THE DATA:
============================================================
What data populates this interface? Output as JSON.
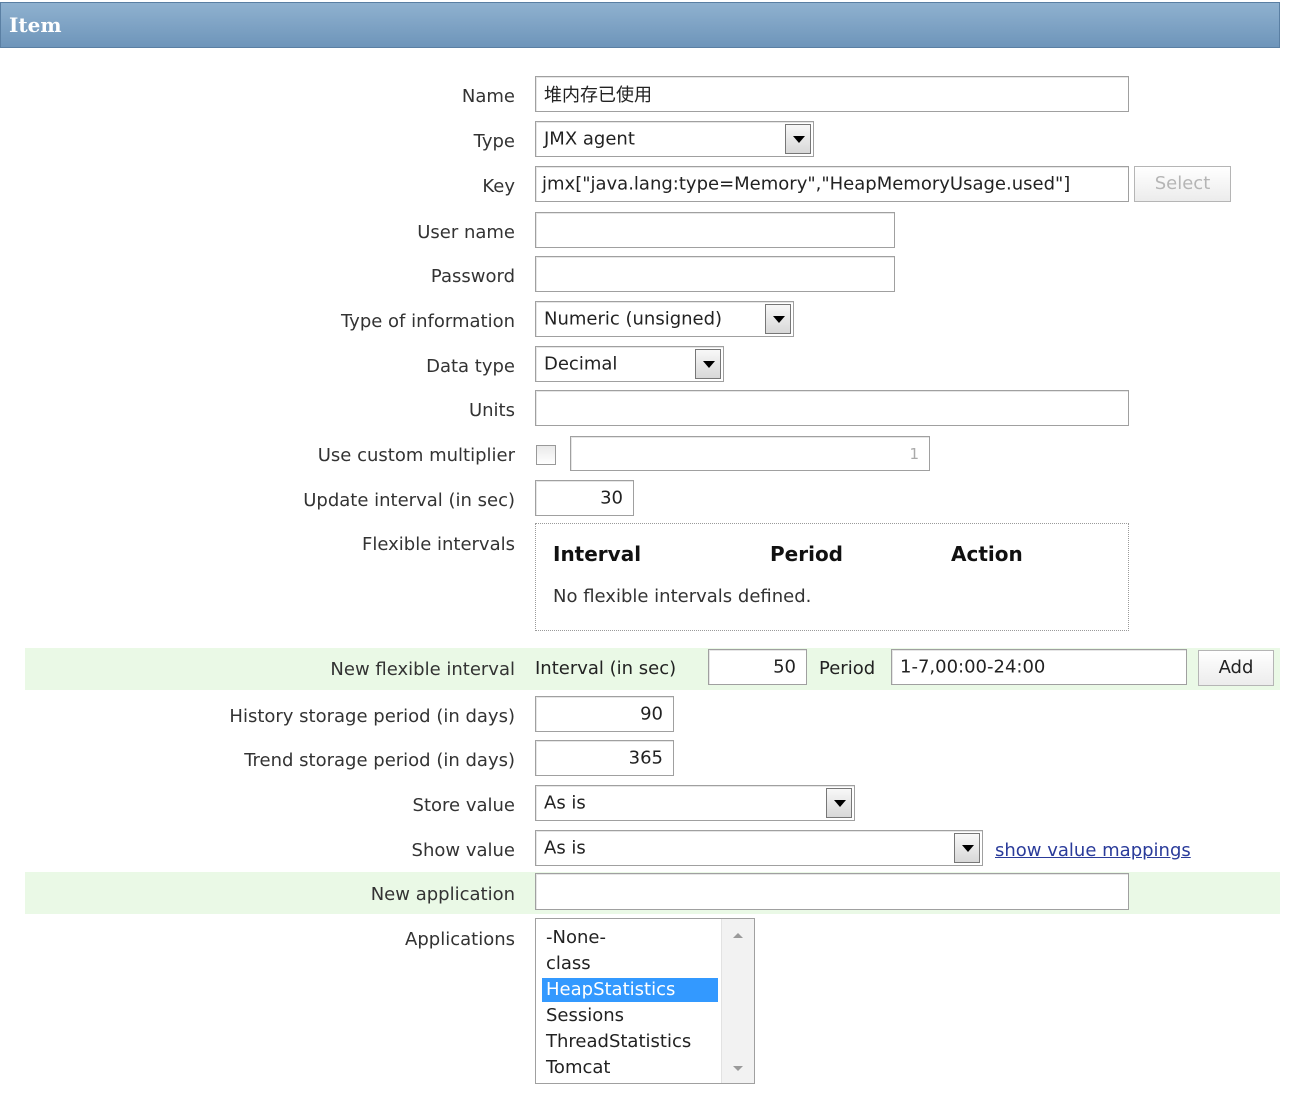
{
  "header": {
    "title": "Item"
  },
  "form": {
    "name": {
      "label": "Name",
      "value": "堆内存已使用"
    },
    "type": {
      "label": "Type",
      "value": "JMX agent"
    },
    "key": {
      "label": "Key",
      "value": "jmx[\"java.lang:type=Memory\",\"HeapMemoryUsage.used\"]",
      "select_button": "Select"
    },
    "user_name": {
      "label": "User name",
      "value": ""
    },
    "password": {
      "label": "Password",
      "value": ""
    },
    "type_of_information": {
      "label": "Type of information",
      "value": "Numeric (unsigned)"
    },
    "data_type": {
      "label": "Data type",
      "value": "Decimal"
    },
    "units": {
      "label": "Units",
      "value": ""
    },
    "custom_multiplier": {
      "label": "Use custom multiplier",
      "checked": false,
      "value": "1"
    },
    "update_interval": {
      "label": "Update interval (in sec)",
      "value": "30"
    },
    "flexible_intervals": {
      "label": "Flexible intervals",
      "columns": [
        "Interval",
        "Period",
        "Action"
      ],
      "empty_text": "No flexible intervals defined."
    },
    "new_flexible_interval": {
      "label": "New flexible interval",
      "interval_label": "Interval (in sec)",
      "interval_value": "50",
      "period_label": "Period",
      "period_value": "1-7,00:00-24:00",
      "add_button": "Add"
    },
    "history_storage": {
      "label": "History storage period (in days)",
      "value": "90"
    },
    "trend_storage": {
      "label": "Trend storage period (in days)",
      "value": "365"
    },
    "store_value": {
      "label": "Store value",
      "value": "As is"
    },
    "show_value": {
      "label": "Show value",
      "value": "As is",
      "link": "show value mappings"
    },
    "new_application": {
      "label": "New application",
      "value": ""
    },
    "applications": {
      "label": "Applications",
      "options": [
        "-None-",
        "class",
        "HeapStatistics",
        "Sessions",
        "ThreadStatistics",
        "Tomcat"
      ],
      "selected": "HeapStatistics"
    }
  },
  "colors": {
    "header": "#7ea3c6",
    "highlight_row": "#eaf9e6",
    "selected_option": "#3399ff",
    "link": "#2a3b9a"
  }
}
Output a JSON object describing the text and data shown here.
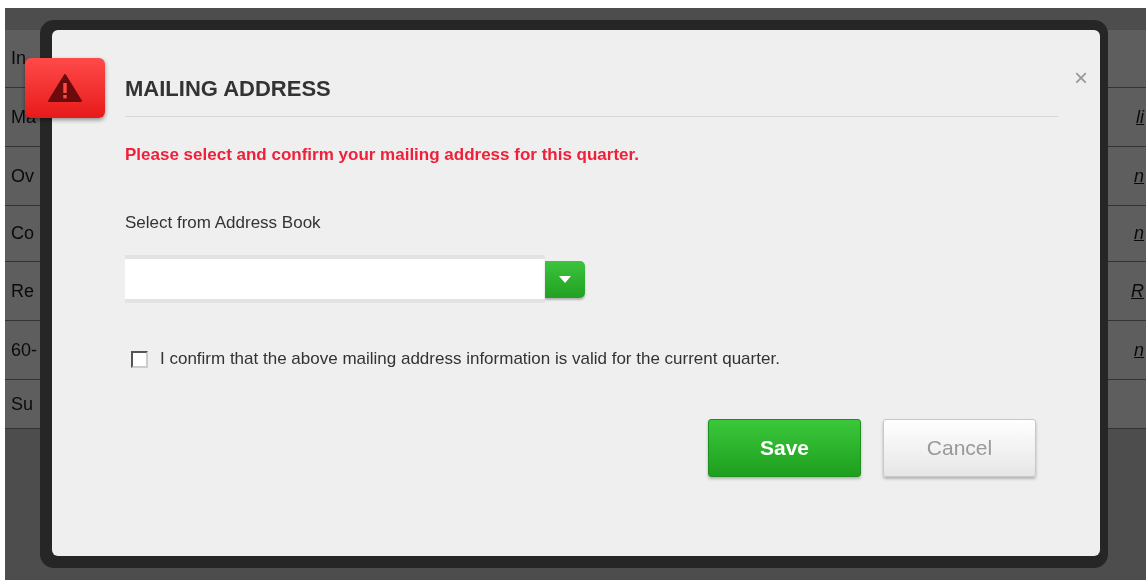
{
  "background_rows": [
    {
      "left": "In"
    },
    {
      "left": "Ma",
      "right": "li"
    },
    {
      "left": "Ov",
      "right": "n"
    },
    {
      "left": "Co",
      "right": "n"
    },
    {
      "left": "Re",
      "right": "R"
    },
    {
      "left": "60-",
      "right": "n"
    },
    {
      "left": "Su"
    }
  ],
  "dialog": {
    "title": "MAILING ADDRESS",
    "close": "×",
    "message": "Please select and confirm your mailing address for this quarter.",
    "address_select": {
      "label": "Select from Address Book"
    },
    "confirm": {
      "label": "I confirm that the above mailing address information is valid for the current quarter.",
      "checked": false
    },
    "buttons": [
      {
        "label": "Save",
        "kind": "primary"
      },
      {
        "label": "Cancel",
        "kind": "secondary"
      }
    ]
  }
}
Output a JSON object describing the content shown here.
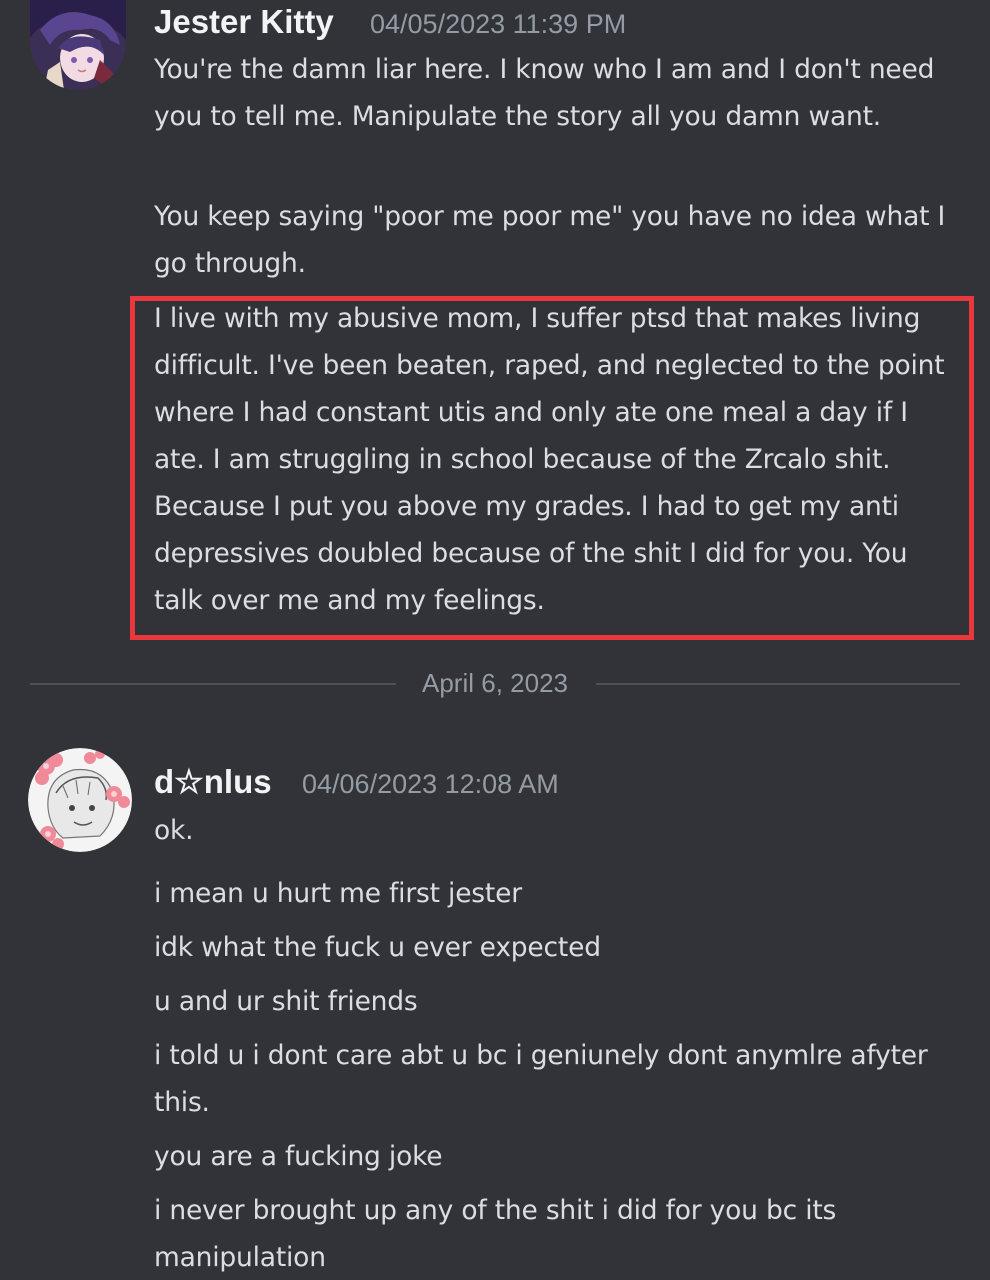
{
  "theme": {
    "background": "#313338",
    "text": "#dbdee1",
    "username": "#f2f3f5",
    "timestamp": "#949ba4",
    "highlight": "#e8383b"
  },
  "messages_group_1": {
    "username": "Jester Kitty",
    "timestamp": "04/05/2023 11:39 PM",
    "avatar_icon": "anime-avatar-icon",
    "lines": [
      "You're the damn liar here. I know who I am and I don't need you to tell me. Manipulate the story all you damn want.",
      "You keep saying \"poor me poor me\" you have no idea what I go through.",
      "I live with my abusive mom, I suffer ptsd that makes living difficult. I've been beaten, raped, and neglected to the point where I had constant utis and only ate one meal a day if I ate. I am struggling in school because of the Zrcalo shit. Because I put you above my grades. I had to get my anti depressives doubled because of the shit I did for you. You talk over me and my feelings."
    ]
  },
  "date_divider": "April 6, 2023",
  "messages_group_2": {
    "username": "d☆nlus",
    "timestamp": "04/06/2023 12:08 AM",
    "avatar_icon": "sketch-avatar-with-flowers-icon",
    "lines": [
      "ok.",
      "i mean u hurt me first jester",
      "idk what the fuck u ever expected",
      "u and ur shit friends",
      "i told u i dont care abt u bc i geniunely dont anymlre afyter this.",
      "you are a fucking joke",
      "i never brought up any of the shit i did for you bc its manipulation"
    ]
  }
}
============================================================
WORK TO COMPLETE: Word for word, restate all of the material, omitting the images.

EXERCISE ANSWER:
What data populates this interface? Output as JSON.
{
  "header": {
    "title": "Item"
  },
  "form": {
    "name": {
      "label": "Name",
      "value": "堆内存已使用"
    },
    "type": {
      "label": "Type",
      "value": "JMX agent"
    },
    "key": {
      "label": "Key",
      "value": "jmx[\"java.lang:type=Memory\",\"HeapMemoryUsage.used\"]",
      "select_button": "Select"
    },
    "user_name": {
      "label": "User name",
      "value": ""
    },
    "password": {
      "label": "Password",
      "value": ""
    },
    "type_of_information": {
      "label": "Type of information",
      "value": "Numeric (unsigned)"
    },
    "data_type": {
      "label": "Data type",
      "value": "Decimal"
    },
    "units": {
      "label": "Units",
      "value": ""
    },
    "custom_multiplier": {
      "label": "Use custom multiplier",
      "checked": false,
      "value": "1"
    },
    "update_interval": {
      "label": "Update interval (in sec)",
      "value": "30"
    },
    "flexible_intervals": {
      "label": "Flexible intervals",
      "columns": [
        "Interval",
        "Period",
        "Action"
      ],
      "empty_text": "No flexible intervals defined."
    },
    "new_flexible_interval": {
      "label": "New flexible interval",
      "interval_label": "Interval (in sec)",
      "interval_value": "50",
      "period_label": "Period",
      "period_value": "1-7,00:00-24:00",
      "add_button": "Add"
    },
    "history_storage": {
      "label": "History storage period (in days)",
      "value": "90"
    },
    "trend_storage": {
      "label": "Trend storage period (in days)",
      "value": "365"
    },
    "store_value": {
      "label": "Store value",
      "value": "As is"
    },
    "show_value": {
      "label": "Show value",
      "value": "As is",
      "link": "show value mappings"
    },
    "new_application": {
      "label": "New application",
      "value": ""
    },
    "applications": {
      "label": "Applications",
      "options": [
        "-None-",
        "class",
        "HeapStatistics",
        "Sessions",
        "ThreadStatistics",
        "Tomcat"
      ],
      "selected": "HeapStatistics"
    }
  },
  "colors": {
    "header": "#7ea3c6",
    "highlight_row": "#eaf9e6",
    "selected_option": "#3399ff",
    "link": "#2a3b9a"
  }
}
Output a JSON object describing the text and data shown here.
{
  "background_rows": [
    {
      "left": "In"
    },
    {
      "left": "Ma",
      "right": "li"
    },
    {
      "left": "Ov",
      "right": "n"
    },
    {
      "left": "Co",
      "right": "n"
    },
    {
      "left": "Re",
      "right": "R"
    },
    {
      "left": "60-",
      "right": "n"
    },
    {
      "left": "Su"
    }
  ],
  "dialog": {
    "title": "MAILING ADDRESS",
    "close": "×",
    "message": "Please select and confirm your mailing address for this quarter.",
    "address_select": {
      "label": "Select from Address Book"
    },
    "confirm": {
      "label": "I confirm that the above mailing address information is valid for the current quarter.",
      "checked": false
    },
    "buttons": [
      {
        "label": "Save",
        "kind": "primary"
      },
      {
        "label": "Cancel",
        "kind": "secondary"
      }
    ]
  }
}
Output a JSON object describing the content shown here.
{
  "theme": {
    "background": "#313338",
    "text": "#dbdee1",
    "username": "#f2f3f5",
    "timestamp": "#949ba4",
    "highlight": "#e8383b"
  },
  "messages_group_1": {
    "username": "Jester Kitty",
    "timestamp": "04/05/2023 11:39 PM",
    "avatar_icon": "anime-avatar-icon",
    "lines": [
      "You're the damn liar here. I know who I am and I don't need you to tell me. Manipulate the story all you damn want.",
      "You keep saying \"poor me poor me\" you have no idea what I go through.",
      "I live with my abusive mom, I suffer ptsd that makes living difficult. I've been beaten, raped, and neglected to the point where I had constant utis and only ate one meal a day if I ate. I am struggling in school because of the Zrcalo shit. Because I put you above my grades. I had to get my anti depressives doubled because of the shit I did for you. You talk over me and my feelings."
    ]
  },
  "date_divider": "April 6, 2023",
  "messages_group_2": {
    "username": "d☆nlus",
    "timestamp": "04/06/2023 12:08 AM",
    "avatar_icon": "sketch-avatar-with-flowers-icon",
    "lines": [
      "ok.",
      "i mean u hurt me first jester",
      "idk what the fuck u ever expected",
      "u and ur shit friends",
      "i told u i dont care abt u bc i geniunely dont anymlre afyter this.",
      "you are a fucking joke",
      "i never brought up any of the shit i did for you bc its manipulation"
    ]
  }
}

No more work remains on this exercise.